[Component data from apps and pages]
▼
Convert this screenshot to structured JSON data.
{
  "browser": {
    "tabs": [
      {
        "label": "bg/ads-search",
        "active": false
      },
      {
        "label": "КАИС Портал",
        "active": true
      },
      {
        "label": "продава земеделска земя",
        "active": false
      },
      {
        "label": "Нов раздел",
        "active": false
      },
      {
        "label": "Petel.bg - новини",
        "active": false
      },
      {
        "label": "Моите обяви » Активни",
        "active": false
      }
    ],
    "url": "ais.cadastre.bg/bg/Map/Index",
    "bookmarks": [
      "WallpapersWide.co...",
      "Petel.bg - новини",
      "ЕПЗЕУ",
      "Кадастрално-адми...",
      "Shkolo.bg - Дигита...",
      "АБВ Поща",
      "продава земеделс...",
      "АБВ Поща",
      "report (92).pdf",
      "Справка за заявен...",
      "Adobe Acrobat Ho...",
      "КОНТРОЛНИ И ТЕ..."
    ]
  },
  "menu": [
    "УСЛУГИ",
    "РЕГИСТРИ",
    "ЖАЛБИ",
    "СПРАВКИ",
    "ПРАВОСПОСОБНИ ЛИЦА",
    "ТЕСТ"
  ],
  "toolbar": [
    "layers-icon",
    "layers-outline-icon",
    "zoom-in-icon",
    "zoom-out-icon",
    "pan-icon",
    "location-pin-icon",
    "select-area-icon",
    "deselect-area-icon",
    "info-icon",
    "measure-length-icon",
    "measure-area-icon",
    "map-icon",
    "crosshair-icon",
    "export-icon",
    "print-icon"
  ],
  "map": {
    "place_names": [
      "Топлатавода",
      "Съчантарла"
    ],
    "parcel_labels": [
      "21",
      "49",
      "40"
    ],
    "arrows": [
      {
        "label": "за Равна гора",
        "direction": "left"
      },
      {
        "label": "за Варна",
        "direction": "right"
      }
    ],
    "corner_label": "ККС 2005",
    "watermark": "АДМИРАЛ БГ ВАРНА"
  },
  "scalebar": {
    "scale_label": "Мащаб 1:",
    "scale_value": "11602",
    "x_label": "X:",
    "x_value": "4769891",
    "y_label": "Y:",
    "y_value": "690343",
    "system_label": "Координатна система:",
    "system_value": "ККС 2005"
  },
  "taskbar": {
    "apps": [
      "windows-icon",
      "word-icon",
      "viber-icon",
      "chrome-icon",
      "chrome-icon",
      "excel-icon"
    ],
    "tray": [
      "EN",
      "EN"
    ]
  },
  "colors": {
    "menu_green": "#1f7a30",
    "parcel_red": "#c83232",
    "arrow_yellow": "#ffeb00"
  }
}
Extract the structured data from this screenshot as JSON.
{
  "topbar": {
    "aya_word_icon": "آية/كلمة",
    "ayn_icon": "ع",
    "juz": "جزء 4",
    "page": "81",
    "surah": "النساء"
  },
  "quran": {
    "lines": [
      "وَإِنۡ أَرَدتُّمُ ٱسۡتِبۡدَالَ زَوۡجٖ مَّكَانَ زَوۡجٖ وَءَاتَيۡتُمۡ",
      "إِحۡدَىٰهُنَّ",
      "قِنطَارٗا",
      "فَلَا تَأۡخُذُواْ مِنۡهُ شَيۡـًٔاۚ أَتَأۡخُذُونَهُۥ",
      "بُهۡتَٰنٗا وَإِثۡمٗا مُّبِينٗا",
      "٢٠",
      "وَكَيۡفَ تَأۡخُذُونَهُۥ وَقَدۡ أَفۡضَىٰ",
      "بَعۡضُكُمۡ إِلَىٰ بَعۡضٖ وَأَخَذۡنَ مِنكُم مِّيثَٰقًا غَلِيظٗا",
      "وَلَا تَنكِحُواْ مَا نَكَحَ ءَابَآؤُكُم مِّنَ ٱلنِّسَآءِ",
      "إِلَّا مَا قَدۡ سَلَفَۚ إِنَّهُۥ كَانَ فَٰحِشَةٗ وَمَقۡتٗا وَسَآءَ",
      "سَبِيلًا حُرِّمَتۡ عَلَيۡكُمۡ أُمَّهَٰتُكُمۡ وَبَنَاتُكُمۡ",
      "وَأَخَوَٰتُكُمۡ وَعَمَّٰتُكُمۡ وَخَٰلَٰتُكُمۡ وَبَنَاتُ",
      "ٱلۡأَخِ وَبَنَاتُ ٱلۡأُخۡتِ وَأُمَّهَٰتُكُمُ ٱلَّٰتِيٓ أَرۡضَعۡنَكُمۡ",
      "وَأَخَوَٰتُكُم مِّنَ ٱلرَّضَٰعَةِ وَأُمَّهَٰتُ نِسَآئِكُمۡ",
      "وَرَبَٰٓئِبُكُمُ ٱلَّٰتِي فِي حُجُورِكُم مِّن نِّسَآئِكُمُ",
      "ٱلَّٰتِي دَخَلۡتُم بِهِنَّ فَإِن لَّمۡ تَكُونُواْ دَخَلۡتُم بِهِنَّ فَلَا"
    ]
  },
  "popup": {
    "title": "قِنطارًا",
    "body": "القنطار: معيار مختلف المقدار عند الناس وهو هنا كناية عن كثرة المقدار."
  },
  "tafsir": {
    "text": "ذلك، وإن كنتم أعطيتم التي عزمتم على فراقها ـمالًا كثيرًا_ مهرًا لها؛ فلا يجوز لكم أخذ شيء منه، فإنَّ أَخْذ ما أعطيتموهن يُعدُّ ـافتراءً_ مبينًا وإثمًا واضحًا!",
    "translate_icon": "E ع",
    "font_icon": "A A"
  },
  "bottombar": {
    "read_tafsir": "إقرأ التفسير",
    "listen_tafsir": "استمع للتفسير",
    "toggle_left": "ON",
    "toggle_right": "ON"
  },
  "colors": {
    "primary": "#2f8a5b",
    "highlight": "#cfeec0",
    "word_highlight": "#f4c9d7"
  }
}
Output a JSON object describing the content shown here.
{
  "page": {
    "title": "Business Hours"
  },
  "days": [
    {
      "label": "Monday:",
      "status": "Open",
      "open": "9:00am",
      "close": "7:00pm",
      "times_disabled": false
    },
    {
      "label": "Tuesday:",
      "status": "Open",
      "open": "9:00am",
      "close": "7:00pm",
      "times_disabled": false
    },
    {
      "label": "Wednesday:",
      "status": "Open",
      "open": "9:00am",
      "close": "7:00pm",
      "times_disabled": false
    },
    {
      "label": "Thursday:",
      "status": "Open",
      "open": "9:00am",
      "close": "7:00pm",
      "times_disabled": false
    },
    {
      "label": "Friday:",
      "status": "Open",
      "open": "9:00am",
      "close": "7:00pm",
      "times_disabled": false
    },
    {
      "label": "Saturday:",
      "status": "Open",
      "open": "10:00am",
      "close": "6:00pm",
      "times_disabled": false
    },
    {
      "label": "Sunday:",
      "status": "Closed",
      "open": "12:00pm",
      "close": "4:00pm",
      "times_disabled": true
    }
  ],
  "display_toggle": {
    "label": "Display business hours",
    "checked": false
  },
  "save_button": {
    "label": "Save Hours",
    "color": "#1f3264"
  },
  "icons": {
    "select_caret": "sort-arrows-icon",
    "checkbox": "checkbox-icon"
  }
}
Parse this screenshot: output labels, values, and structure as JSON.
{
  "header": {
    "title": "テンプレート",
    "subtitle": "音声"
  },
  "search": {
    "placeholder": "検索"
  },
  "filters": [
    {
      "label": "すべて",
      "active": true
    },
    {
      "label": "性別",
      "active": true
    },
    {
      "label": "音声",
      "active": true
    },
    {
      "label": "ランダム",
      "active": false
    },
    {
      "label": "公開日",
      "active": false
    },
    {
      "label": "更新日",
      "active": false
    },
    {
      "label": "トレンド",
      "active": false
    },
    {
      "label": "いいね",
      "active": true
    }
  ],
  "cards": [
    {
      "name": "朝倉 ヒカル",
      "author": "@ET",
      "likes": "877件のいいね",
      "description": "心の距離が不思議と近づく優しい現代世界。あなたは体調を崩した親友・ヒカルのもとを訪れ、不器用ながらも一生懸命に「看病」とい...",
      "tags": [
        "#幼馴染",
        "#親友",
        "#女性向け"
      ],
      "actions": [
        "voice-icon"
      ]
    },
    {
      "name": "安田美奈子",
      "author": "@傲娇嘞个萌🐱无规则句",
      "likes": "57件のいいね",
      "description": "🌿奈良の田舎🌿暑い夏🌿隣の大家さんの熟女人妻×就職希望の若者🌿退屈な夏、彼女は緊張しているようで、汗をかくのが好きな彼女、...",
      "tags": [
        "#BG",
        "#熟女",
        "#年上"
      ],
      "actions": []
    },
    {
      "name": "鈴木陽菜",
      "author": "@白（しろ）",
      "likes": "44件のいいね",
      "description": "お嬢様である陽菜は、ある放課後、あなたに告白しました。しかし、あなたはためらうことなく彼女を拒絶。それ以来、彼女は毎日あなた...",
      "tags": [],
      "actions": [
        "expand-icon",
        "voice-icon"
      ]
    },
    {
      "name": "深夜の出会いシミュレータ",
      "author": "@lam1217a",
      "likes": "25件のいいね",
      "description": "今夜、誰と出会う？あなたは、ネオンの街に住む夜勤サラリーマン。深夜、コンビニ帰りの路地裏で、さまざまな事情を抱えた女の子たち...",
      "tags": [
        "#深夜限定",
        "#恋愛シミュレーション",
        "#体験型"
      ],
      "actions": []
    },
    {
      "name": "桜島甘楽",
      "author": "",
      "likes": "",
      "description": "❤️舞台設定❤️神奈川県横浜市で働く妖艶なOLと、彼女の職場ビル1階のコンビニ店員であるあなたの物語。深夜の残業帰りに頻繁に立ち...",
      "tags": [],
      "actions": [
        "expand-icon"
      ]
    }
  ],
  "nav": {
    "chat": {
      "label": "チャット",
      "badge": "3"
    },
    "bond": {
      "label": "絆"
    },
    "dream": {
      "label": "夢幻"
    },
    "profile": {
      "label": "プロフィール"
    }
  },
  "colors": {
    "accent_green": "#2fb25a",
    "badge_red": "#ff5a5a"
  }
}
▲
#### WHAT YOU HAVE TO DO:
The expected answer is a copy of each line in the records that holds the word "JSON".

#### PROBLEM SOLUTION:
Convert this screenshot to structured JSON data.
Extract the structured data from this screenshot as JSON.
Output a JSON object describing the content shown here.
Parse this screenshot: output labels, values, and structure as JSON.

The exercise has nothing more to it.